A group of convicted sex offenders suing the state over their detention in the Minnesota Sex Offender Program (MSOP) is demanding a broad package of reforms designed to bring the troubled system up to constitutional standards.

Ahead of a major court hearing late next month, attorneys representing the sex offenders filed a long list of proposed reforms that would lead to the development of more community-based treatment programs and the expedited release of many of the 720 offenders locked up indefinitely at secure treatment centers in Moose Lake and St. Peter.

The proposed remedies would move Minnesota’s system closer to those in the 19 other states that also detain offenders after they have completed their prison terms. The reforms would give detainees the right to petition the courts for release, for example, and require the state to conduct regular evaluations to ensure that offenders are still dangerous enough to be locked up.

Last week, Judge Donovan Frank of the U.S. District Court in St. Paul ordered both sides in a prolonged, four-year court case to come up with proposals to correct systemic problems with the MSOP.

Though Frank warned of a “more forceful solution” if state leaders failed to implement changes, attorneys for the state surprised legal observers by declining to offer any ideas for reform. In a letter last Friday to the court, the state attorney general’s office said that it considers the program constitutional and that it would only respond to remedies sought by the sex offenders. A hearing on the proposed remedies is set for Sept. 30.

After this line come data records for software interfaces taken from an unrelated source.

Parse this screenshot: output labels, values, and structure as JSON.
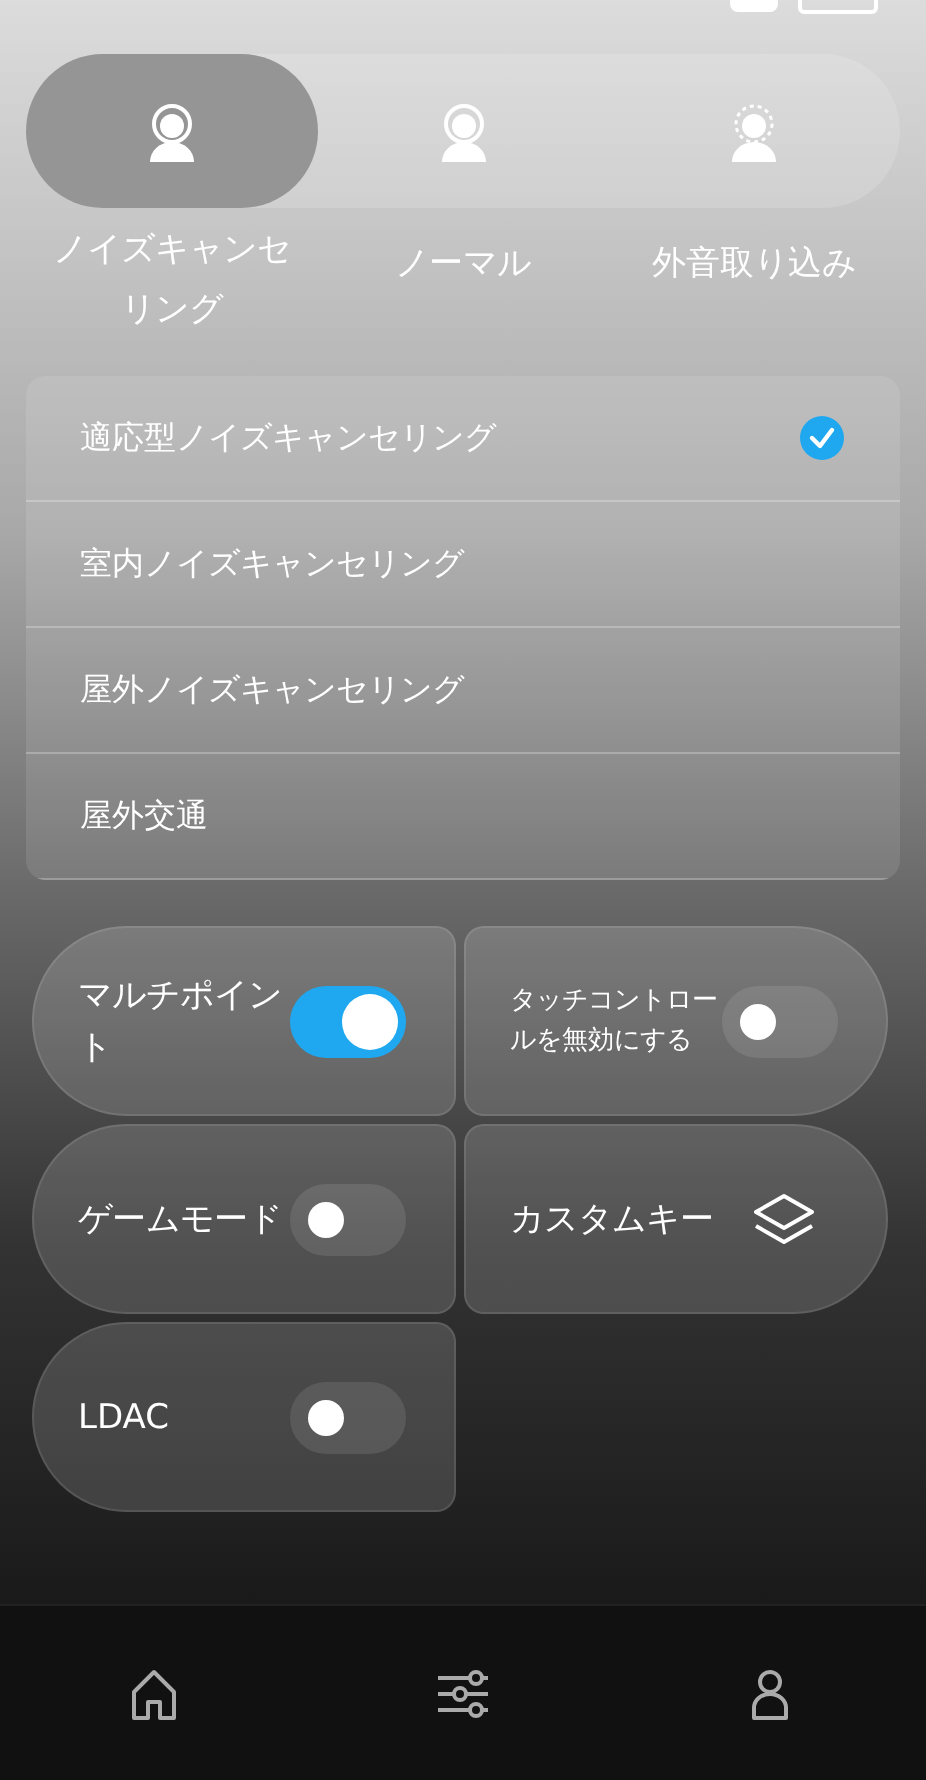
{
  "modes": [
    {
      "label": "ノイズキャンセリング",
      "kind": "anc",
      "selected": true
    },
    {
      "label": "ノーマル",
      "kind": "normal",
      "selected": false
    },
    {
      "label": "外音取り込み",
      "kind": "ambient",
      "selected": false
    }
  ],
  "anc_options": [
    {
      "label": "適応型ノイズキャンセリング",
      "selected": true
    },
    {
      "label": "室内ノイズキャンセリング",
      "selected": false
    },
    {
      "label": "屋外ノイズキャンセリング",
      "selected": false
    },
    {
      "label": "屋外交通",
      "selected": false
    }
  ],
  "tiles": [
    {
      "label": "マルチポイント",
      "kind": "toggle",
      "on": true
    },
    {
      "label": "タッチコントロールを無効にする",
      "kind": "toggle",
      "on": false
    },
    {
      "label": "ゲームモード",
      "kind": "toggle",
      "on": false
    },
    {
      "label": "カスタムキー",
      "kind": "button"
    },
    {
      "label": "LDAC",
      "kind": "toggle",
      "on": false
    }
  ],
  "bottom_nav": [
    {
      "kind": "home"
    },
    {
      "kind": "equalizer"
    },
    {
      "kind": "profile"
    }
  ]
}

The one-sided response to the judge’s order means the state will have limited say in any changes imposed by Frank, who has called the program “clearly broken” and “draconian.”

“It’s unfortunate that the state is taking this position,” said Eric Janus, a professor at the William Mitchell College of Law who served on a state task force that recommended sweeping changes to the program in 2013. “They have put themselves in a defensive posture and are, by doing so, giving up a real opportunity to help shape the future of this program.”

Many of the changes sought by offenders, and laid out in their filing Wednesday, have been contemplated for years, and many have been suggested by various task forces and outside experts consulted by the state.

The number of people committed to the MSOP soared in the mid-2000s, in the wake of the 2003 kidnapping and murder of college student Dru Sjodin by a convicted sex offender.

The program was unprepared for this drastic increase in population; the lack of treatment alternatives in the community meant hundreds of offenders got stuck in treatment and lost hope of ever getting released.

Minnesota now confines more sex offenders per capita than any other state, and only four offenders have been conditionally discharged from the MSOP in its 20-year history. To date, no one has been unconditionally released from the program, leading to charges that it amounts to unconstitutional permanent detention.

In the filing Wednesday, attorneys for offenders proposed nearly 20 specific reforms, including some that have been suggested by Frank. These include annual independent risk assessments for all detainees to determine whether they still meet the legal criteria for confinement; the creation of less-restrictive treatment facilities in the community, and ongoing external review of the MSOP’s treatment program.

Attorneys for offenders also have proposed that civilly committed offenders have the right to petition the courts at any time for discharge or a reduction in custody and that hearings on these cases be streamlined and heard in a timely manner. Currently, offenders must petition to two separate boards, which critics say results in bureaucratic delays in discharge decisions.


Twitter: @chrisserres